Wednesday, May 5, 2010
Union Station. I love this place, the setting of a recent, vivid dream.
According to the cosmology of Reya, one of the reasons the citizens of my society buy so much junk is because many people feel, at a soul level, completely impoverished. We are rational, sensible, we live in the "real" world, i.e. a mundane reality in which anything that has not been rationally explained is instantly dismissed. It is a life of spiritual impoverishment to reject mystery so absolutely.
When I mentioned Mercury retrograde to someone yesterday, she rolled her eyes. She wasn't being mean or consciously insulting me, no way, but she was inferring that I'm a nut for following the movement of the planets even though people from the North Pole to the South Pole, throughout the entire history of humankind, have taken meaning from the sky just the way I do.
I get that kind of reaction all the time here in Washington DC, though I'm told that in Taos, for instance, I would be among like-minded folks, which begs the question, Why am I here??
The world I live in is so interesting, multi-dimensional, colorful and textural - especially compared to the stripped down world of mundane reality. My theory is that rational folks have intense cravings for spiritual/mystical/psychic richness just like I do. The problem is that their world view does not allow for inner richness which is why they can be convinced that a new car or success in academia (see Rebecca Clayton's comment) or political triumph or yet another pair of shoes will somehow satisfy their spiritual hunger. For others, this paradigm does not fit (see NanU's comments).
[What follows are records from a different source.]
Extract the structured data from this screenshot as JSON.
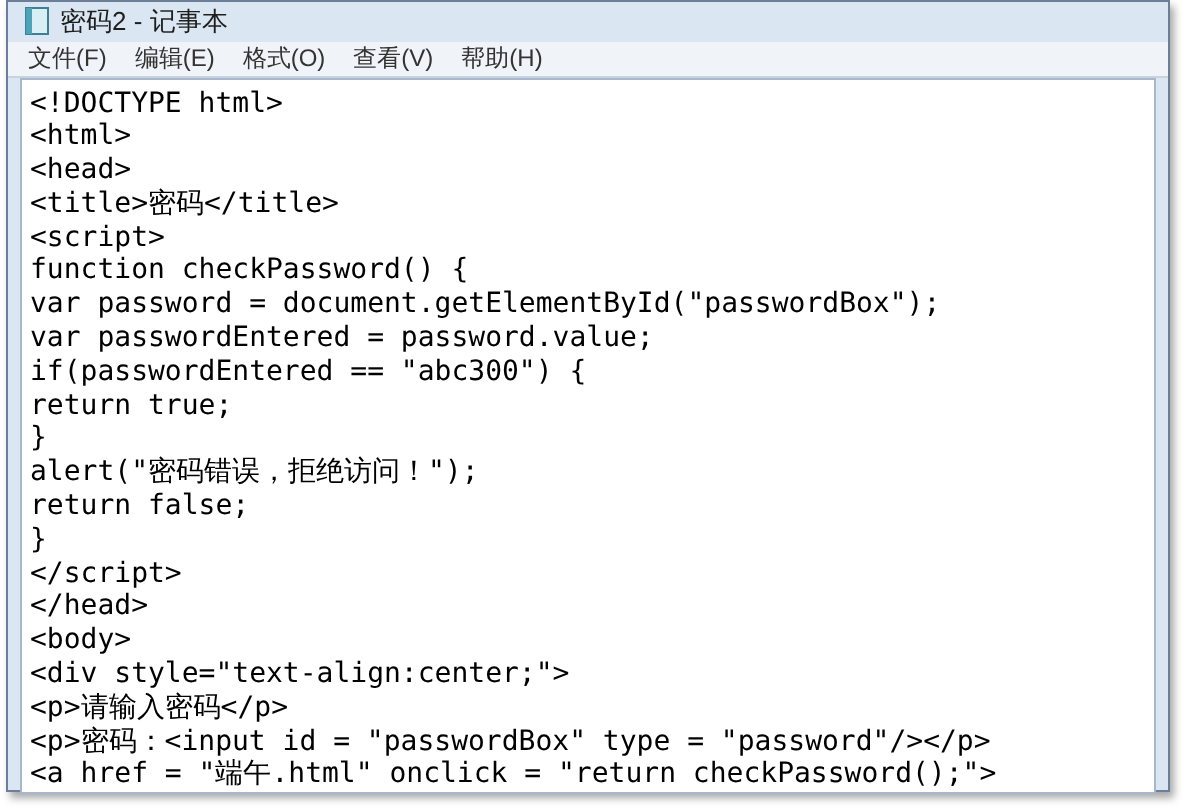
{
  "window": {
    "title": "密码2 - 记事本"
  },
  "menu": [
    "文件(F)",
    "编辑(E)",
    "格式(O)",
    "查看(V)",
    "帮助(H)"
  ],
  "editor": {
    "lines": [
      "<!DOCTYPE html>",
      "<html>",
      "<head>",
      "<title>密码</title>",
      "<script>",
      "function checkPassword() {",
      "var password = document.getElementById(\"passwordBox\");",
      "var passwordEntered = password.value;",
      "if(passwordEntered == \"abc300\") {",
      "return true;",
      "}",
      "alert(\"密码错误，拒绝访问！\");",
      "return false;",
      "}",
      "</script>",
      "</head>",
      "<body>",
      "<div style=\"text-align:center;\">",
      "<p>请输入密码</p>",
      "<p>密码：<input id = \"passwordBox\" type = \"password\"/></p>",
      "<a href = \"端午.html\" onclick = \"return checkPassword();\">"
    ]
  }
}
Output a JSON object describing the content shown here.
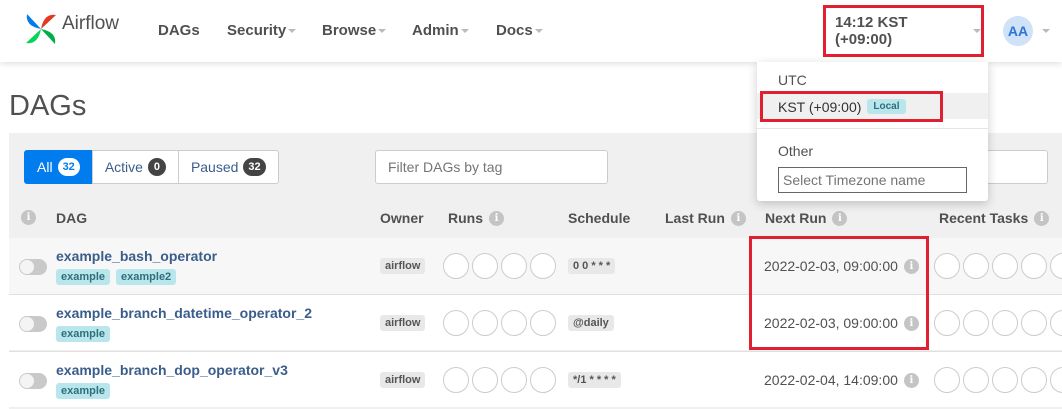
{
  "app": {
    "name": "Airflow"
  },
  "nav": {
    "items": [
      {
        "label": "DAGs",
        "has_caret": false
      },
      {
        "label": "Security",
        "has_caret": true
      },
      {
        "label": "Browse",
        "has_caret": true
      },
      {
        "label": "Admin",
        "has_caret": true
      },
      {
        "label": "Docs",
        "has_caret": true
      }
    ],
    "time": "14:12 KST (+09:00)",
    "avatar": "AA"
  },
  "timezone_menu": {
    "utc": "UTC",
    "local": "KST (+09:00)",
    "local_badge": "Local",
    "other": "Other",
    "input_placeholder": "Select Timezone name"
  },
  "page": {
    "title": "DAGs"
  },
  "filters": {
    "all_label": "All",
    "all_count": "32",
    "active_label": "Active",
    "active_count": "0",
    "paused_label": "Paused",
    "paused_count": "32",
    "tag_placeholder": "Filter DAGs by tag"
  },
  "table": {
    "headers": {
      "dag": "DAG",
      "owner": "Owner",
      "runs": "Runs",
      "schedule": "Schedule",
      "last_run": "Last Run",
      "next_run": "Next Run",
      "recent_tasks": "Recent Tasks"
    },
    "rows": [
      {
        "name": "example_bash_operator",
        "tags": [
          "example",
          "example2"
        ],
        "owner": "airflow",
        "schedule": "0 0 * * *",
        "next_run": "2022-02-03, 09:00:00"
      },
      {
        "name": "example_branch_datetime_operator_2",
        "tags": [
          "example"
        ],
        "owner": "airflow",
        "schedule": "@daily",
        "next_run": "2022-02-03, 09:00:00"
      },
      {
        "name": "example_branch_dop_operator_v3",
        "tags": [
          "example"
        ],
        "owner": "airflow",
        "schedule": "*/1 * * * *",
        "next_run": "2022-02-04, 14:09:00"
      }
    ]
  },
  "colors": {
    "accent": "#017cee",
    "highlight": "#e02030",
    "link": "#3a5d8b"
  }
}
Living in a complicated multiverse such as I do, within the cosmos of A Very Rational Society, presents me with certain problems. There are so many more boundary issues I have to deal with than most folks. For instance, a few years ago I learned how to not be so codependent with the Dead - a healthy boundary that most of the people I interact with would never take time to consider. Why would they? They don't believe in ghosts, ancestral spirits or disembodied beings of any kind.
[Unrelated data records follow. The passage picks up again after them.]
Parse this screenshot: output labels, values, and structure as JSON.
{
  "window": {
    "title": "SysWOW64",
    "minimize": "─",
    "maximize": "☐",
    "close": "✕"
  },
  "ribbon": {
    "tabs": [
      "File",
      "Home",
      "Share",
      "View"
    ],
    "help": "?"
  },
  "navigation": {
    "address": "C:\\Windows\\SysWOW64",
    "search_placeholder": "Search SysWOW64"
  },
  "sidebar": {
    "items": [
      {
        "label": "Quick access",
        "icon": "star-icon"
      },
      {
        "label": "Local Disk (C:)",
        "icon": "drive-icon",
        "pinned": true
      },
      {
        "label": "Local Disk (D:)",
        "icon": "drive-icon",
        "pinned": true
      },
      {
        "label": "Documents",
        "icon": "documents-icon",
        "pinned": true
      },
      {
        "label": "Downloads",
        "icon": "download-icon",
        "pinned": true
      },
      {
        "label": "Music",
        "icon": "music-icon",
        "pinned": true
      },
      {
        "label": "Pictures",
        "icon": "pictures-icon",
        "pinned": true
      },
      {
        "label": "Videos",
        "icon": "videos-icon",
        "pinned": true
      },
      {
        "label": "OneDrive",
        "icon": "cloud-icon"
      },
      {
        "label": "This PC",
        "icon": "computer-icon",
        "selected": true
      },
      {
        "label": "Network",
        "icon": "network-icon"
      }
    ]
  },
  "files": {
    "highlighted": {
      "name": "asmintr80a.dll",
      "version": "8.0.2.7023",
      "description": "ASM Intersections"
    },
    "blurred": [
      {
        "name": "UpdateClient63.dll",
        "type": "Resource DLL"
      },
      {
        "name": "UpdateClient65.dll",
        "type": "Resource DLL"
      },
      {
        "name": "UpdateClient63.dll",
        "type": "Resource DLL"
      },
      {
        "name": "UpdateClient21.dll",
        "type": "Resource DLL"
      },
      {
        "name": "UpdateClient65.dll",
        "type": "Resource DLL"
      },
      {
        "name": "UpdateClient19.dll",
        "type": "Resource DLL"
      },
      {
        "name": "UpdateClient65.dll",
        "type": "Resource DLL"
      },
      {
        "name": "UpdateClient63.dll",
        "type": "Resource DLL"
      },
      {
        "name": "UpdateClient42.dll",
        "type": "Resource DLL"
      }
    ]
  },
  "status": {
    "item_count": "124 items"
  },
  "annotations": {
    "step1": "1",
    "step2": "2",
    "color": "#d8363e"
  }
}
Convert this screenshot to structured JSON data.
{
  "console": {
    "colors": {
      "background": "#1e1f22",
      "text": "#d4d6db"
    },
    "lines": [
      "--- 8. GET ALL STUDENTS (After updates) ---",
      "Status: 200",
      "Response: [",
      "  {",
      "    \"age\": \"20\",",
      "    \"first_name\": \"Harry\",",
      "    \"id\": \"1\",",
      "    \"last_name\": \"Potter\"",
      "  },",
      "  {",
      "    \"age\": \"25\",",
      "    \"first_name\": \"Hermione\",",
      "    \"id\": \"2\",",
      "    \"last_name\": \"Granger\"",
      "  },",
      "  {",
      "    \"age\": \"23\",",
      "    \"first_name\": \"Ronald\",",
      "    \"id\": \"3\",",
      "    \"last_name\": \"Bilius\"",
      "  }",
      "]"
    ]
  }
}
It's an interesting dilemma I would never trade for a new car, believe me. Some days it gives me pause for thought, however. Wouldn't life be simpler if I believed, in my heart of hearts, that what I really yearn for is a pair of Christian Louboutin shoes? A life like that would depend mostly on making money, something I've never much been interested in (or good at). But if I thought Manolo Blahnik was the answer to my deepest desires, I bet I could figure out how to get my hands on a pair or two.
I'm a mystic, but a skeptical mystic, and some days I wonder.
News flash: After posting this, I went to see the Sufi acupuncturist who, after careful observation and deep listening, placed 6 needles at various places on my body. He also offered some sage words about the life of spirit - he always does. After my treatment, the Poor Little Me mood of self pity was completely dissolved. All hail Chinese medicine! Oh yeah.